*Information*.
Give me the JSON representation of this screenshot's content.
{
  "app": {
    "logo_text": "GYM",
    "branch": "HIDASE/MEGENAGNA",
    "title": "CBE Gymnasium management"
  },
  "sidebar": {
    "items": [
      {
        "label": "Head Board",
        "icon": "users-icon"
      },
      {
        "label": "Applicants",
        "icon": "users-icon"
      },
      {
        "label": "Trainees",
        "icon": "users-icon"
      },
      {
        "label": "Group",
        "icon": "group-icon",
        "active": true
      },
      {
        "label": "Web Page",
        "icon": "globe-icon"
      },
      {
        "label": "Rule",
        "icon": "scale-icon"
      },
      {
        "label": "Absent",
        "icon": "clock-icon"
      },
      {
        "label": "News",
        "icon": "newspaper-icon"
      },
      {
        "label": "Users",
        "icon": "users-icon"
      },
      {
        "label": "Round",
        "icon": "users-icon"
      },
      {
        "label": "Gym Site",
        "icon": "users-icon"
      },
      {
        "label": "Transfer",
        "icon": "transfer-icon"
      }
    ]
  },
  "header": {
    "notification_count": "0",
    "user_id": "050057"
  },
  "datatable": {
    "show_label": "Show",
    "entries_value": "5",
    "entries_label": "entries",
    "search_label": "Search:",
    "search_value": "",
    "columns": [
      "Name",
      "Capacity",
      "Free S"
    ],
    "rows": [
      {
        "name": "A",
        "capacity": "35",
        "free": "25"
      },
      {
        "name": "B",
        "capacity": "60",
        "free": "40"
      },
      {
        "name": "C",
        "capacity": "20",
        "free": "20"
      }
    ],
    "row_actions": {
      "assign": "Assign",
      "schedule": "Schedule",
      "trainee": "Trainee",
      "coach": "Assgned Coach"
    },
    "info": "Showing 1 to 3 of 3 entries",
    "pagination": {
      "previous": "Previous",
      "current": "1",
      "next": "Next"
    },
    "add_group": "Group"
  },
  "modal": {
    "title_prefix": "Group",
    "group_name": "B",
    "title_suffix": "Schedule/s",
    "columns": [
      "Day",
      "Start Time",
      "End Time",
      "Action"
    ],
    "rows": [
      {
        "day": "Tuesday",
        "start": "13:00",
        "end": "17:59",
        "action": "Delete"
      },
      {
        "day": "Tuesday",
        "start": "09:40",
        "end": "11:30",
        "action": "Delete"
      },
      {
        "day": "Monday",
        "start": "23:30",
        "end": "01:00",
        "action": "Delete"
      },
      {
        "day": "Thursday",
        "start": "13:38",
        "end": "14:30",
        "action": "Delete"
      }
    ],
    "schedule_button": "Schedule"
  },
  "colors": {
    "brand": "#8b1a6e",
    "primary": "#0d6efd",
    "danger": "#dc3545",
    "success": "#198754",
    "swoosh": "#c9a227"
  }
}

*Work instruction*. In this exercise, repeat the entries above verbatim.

*Result of this exercise*.
Give me the JSON representation of this screenshot's content.
{
  "app": {
    "logo_text": "GYM",
    "branch": "HIDASE/MEGENAGNA",
    "title": "CBE Gymnasium management"
  },
  "sidebar": {
    "items": [
      {
        "label": "Head Board",
        "icon": "users-icon"
      },
      {
        "label": "Applicants",
        "icon": "users-icon"
      },
      {
        "label": "Trainees",
        "icon": "users-icon"
      },
      {
        "label": "Group",
        "icon": "group-icon",
        "active": true
      },
      {
        "label": "Web Page",
        "icon": "globe-icon"
      },
      {
        "label": "Rule",
        "icon": "scale-icon"
      },
      {
        "label": "Absent",
        "icon": "clock-icon"
      },
      {
        "label": "News",
        "icon": "newspaper-icon"
      },
      {
        "label": "Users",
        "icon": "users-icon"
      },
      {
        "label": "Round",
        "icon": "users-icon"
      },
      {
        "label": "Gym Site",
        "icon": "users-icon"
      },
      {
        "label": "Transfer",
        "icon": "transfer-icon"
      }
    ]
  },
  "header": {
    "notification_count": "0",
    "user_id": "050057"
  },
  "datatable": {
    "show_label": "Show",
    "entries_value": "5",
    "entries_label": "entries",
    "search_label": "Search:",
    "search_value": "",
    "columns": [
      "Name",
      "Capacity",
      "Free S"
    ],
    "rows": [
      {
        "name": "A",
        "capacity": "35",
        "free": "25"
      },
      {
        "name": "B",
        "capacity": "60",
        "free": "40"
      },
      {
        "name": "C",
        "capacity": "20",
        "free": "20"
      }
    ],
    "row_actions": {
      "assign": "Assign",
      "schedule": "Schedule",
      "trainee": "Trainee",
      "coach": "Assgned Coach"
    },
    "info": "Showing 1 to 3 of 3 entries",
    "pagination": {
      "previous": "Previous",
      "current": "1",
      "next": "Next"
    },
    "add_group": "Group"
  },
  "modal": {
    "title_prefix": "Group",
    "group_name": "B",
    "title_suffix": "Schedule/s",
    "columns": [
      "Day",
      "Start Time",
      "End Time",
      "Action"
    ],
    "rows": [
      {
        "day": "Tuesday",
        "start": "13:00",
        "end": "17:59",
        "action": "Delete"
      },
      {
        "day": "Tuesday",
        "start": "09:40",
        "end": "11:30",
        "action": "Delete"
      },
      {
        "day": "Monday",
        "start": "23:30",
        "end": "01:00",
        "action": "Delete"
      },
      {
        "day": "Thursday",
        "start": "13:38",
        "end": "14:30",
        "action": "Delete"
      }
    ],
    "schedule_button": "Schedule"
  },
  "colors": {
    "brand": "#8b1a6e",
    "primary": "#0d6efd",
    "danger": "#dc3545",
    "success": "#198754",
    "swoosh": "#c9a227"
  }
}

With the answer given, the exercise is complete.